#BZFriday: Mighty IKE’s all-female legal team sets a big precedent

By Lt. Kate Shumway, USS Dwight D. Eisenhower (CVN 69) Last summer, the legal department aboard the Nimitz-class aircraft carrier […]

By Lt. Kate Shumway, USS Dwight D. Eisenhower (CVN 69)

Last summer, the legal department aboard the Nimitz-class aircraft carrier USS Dwight D. Eisenhower (CVN 69) became the ship’s only all-female department. While all-female workplaces are increasingly common today, they are still the exception on Navy ships. The eight-person legal department aboard IKE has set the standard, which doesn’t surprise any of the Sailors assigned to it.

“The legal community in the civilian world has always been on the forefront of inclusion and equal opportunity,” said Chief Legalman Tara Harris, the department’s leading chief petty officer. “It makes sense that the Judge Advocate General’s Corps is leading the pack when it comes to retaining female Sailors.”

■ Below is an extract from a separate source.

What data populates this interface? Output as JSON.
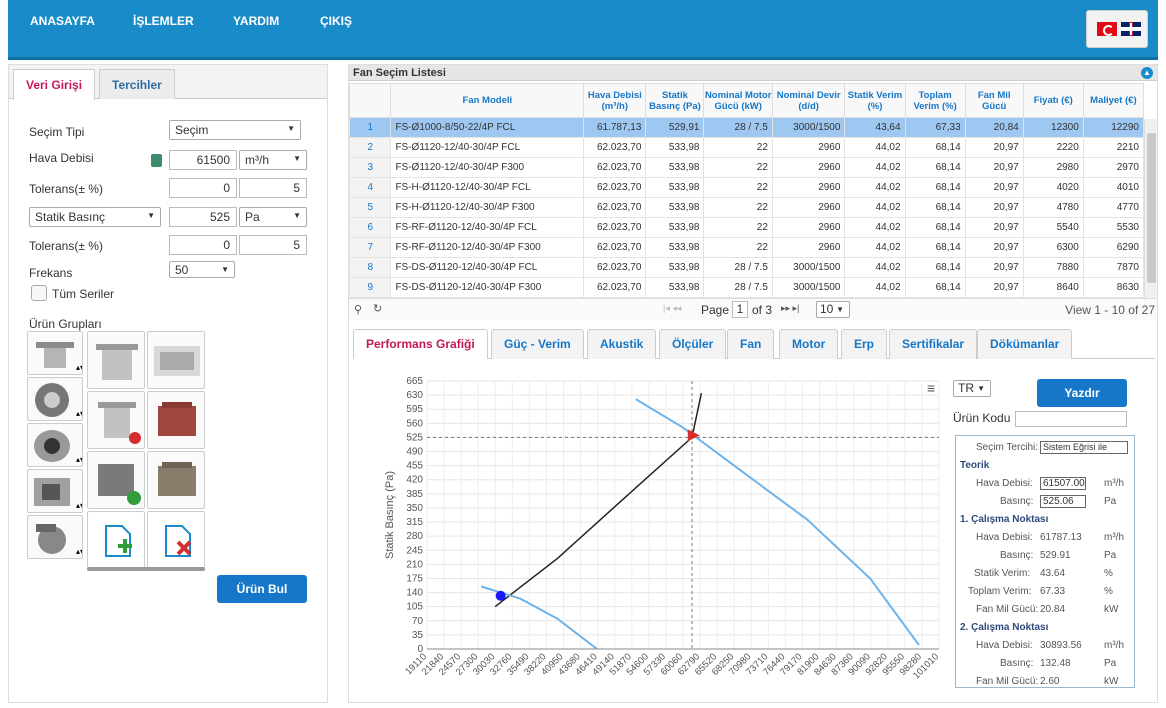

But the gender of the Sailors in the legal department is not what makes the team great, according to the department’s senior officer, Lt. Cmdr. Jenny Pike, known aboard as “Judge.” “Our team is made up of talented, hard-working Sailors that amaze me every day,” she said, adding, “These women form a formidable legal team for the IKE.”

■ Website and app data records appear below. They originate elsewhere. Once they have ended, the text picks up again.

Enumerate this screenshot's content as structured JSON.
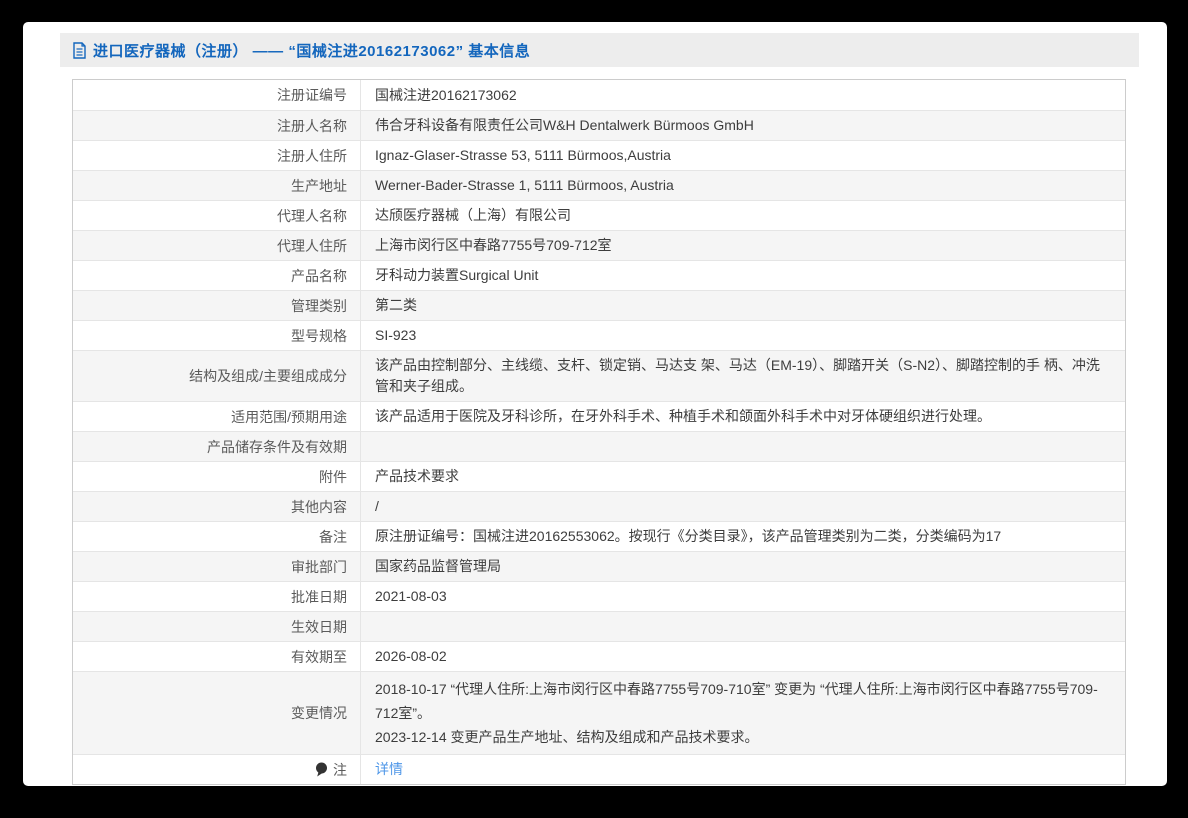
{
  "header": {
    "icon": "document-icon",
    "title": "进口医疗器械（注册） —— “国械注进20162173062” 基本信息"
  },
  "colors": {
    "page_background": "#000000",
    "panel_background": "#ffffff",
    "header_bar_background": "#ededed",
    "title_blue": "#1366bd",
    "link_blue": "#4f97e8",
    "row_stripe": "#f5f5f5",
    "table_border": "#cccccc",
    "inner_border": "#e5e5e5",
    "label_text": "#5b5b5b",
    "value_text": "#3d3d3d"
  },
  "table": {
    "rows": [
      {
        "label": "注册证编号",
        "value": "国械注进20162173062"
      },
      {
        "label": "注册人名称",
        "value": "伟合牙科设备有限责任公司W&H Dentalwerk Bürmoos GmbH"
      },
      {
        "label": "注册人住所",
        "value": "Ignaz-Glaser-Strasse 53, 5111 Bürmoos,Austria"
      },
      {
        "label": "生产地址",
        "value": "Werner-Bader-Strasse 1, 5111 Bürmoos, Austria"
      },
      {
        "label": "代理人名称",
        "value": "达颀医疗器械（上海）有限公司"
      },
      {
        "label": "代理人住所",
        "value": "上海市闵行区中春路7755号709-712室"
      },
      {
        "label": "产品名称",
        "value": "牙科动力装置Surgical Unit"
      },
      {
        "label": "管理类别",
        "value": "第二类"
      },
      {
        "label": "型号规格",
        "value": "SI-923"
      },
      {
        "label": "结构及组成/主要组成成分",
        "value": "该产品由控制部分、主线缆、支杆、锁定销、马达支 架、马达（EM-19）、脚踏开关（S-N2）、脚踏控制的手 柄、冲洗管和夹子组成。"
      },
      {
        "label": "适用范围/预期用途",
        "value": "该产品适用于医院及牙科诊所，在牙外科手术、种植手术和颌面外科手术中对牙体硬组织进行处理。"
      },
      {
        "label": "产品储存条件及有效期",
        "value": ""
      },
      {
        "label": "附件",
        "value": "产品技术要求"
      },
      {
        "label": "其他内容",
        "value": "/"
      },
      {
        "label": "备注",
        "value": "原注册证编号：国械注进20162553062。按现行《分类目录》，该产品管理类别为二类，分类编码为17"
      },
      {
        "label": "审批部门",
        "value": "国家药品监督管理局"
      },
      {
        "label": "批准日期",
        "value": "2021-08-03"
      },
      {
        "label": "生效日期",
        "value": ""
      },
      {
        "label": "有效期至",
        "value": "2026-08-02"
      },
      {
        "label": "变更情况",
        "lines": [
          "2018-10-17 “代理人住所:上海市闵行区中春路7755号709-710室” 变更为 “代理人住所:上海市闵行区中春路7755号709-712室”。",
          "2023-12-14 变更产品生产地址、结构及组成和产品技术要求。"
        ]
      },
      {
        "label": "注",
        "label_icon": "comment-icon",
        "link": "详情"
      }
    ]
  }
}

Legalman 2nd Class Lanee Fry Jones processes non-judicial punishments and administrative separations in the legal office aboard the aircraft carrier USS Dwight D. Eisenhower (CVN 69).

This landmark event occurred exactly 70 years after Congress passed the Women’s Armed Service Integration Act, which allowed women to permanently serve in the armed forces following World War II. Legalman 3rd Class Dionesha Simmons arrived aboard IKE last summer after completing legalman training at Naval Justice School. She said, “Although I did not expect to serve in an all-female department when I enlisted, I’m excited about what this means for the future of the Navy.”

IKE has always been on the cutting edge as far as integration and inclusion of female Sailors is concerned. In 1994, the ship was the first combatant vessel to integrate women into its crew, when she completed a six-month deployment with more than 400 women aboard. Currently, over 1,100 women serve aboard IKE, making up more than one-third of ship’s company.

Capt. Kyle Higgins, IKE’s commanding officer, said the trend shows how much the Navy values a diverse, professional workforce. “The Navy excels at taking people from many backgrounds and making them shipmates,” he said. “Diversity makes us a more effective, resilient, and dynamic force. I am proud to command the IKE during this ground-breaking ‘first,’ but I look forward to a time when it is considered routine and just part of how we do everyday business.”